A third bill, HB1164, was slightly amended in the Senate but passed with one dissenting vote. It establishes an implementation workgroup for Common Core and the standardized tests that go with it. The amended bill must go back to the House for consideration.
The bills all previously passed the House with little or no debate, and are expected to be signed into law by the governor.
Delay using tests for evaluations
The bill dealing with standardized tests results will delay their use in personnel decisions until 2017. Del. Sheila Hixson, D-Montgomery and chairwoman of the powerful Ways and Means Committee, led a coalition of 47 delegates in sponsoring the bill.
Using student growth data in teacher evaluations was key to Maryland receiving a federal Race To The Top grant in 2010. But teachers and principals did not want to use this data while Maryland school systems were going through the process of switching both curriculums and standardized testing methods.
This new standardized testing method, known as the PARCC assessment — Partnership for the Assessment of Readiness for College and Careers — is the subject of the second bill, HB1164, sponsored by a coalition of 19 delegates led by Eric Luedtke, D-Montgomery.
The emergency bill establishes a workgroup to make recommendations for best practices and resources to implement Common Core standards. It will look at how the assessment affects students with disabilities and students with English as a second language, identify best practices for implementing the test, and identify how the state education department will help local school systems and parents prepare for the new test.
The PARCC assessments replace the Maryland School Assessment tests, and are expected to be conducted entirely on computers. The test will first be field-tested this spring. The workgroup will begin in June and present their findings by the end of the year.

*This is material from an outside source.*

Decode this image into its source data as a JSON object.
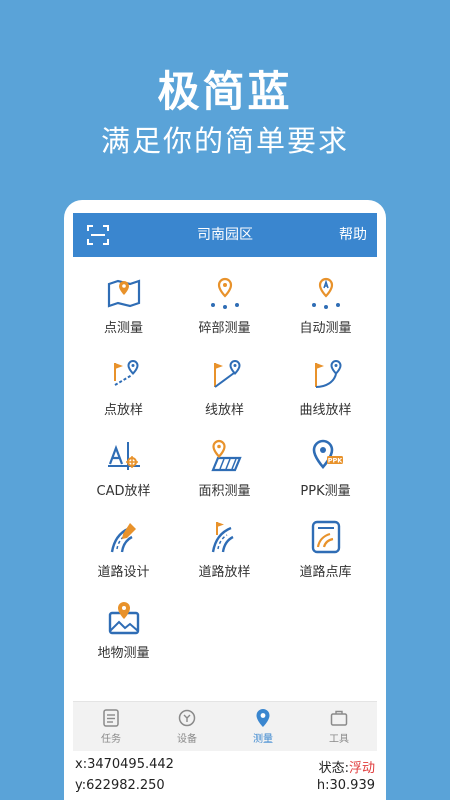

The final bill, HB1001, also sponsored by a coalition of 47 delegates led by Hixson, will require any federal waiver filed with the U.S. Department of Education to first be presented for review by the Legislative Policy Committee.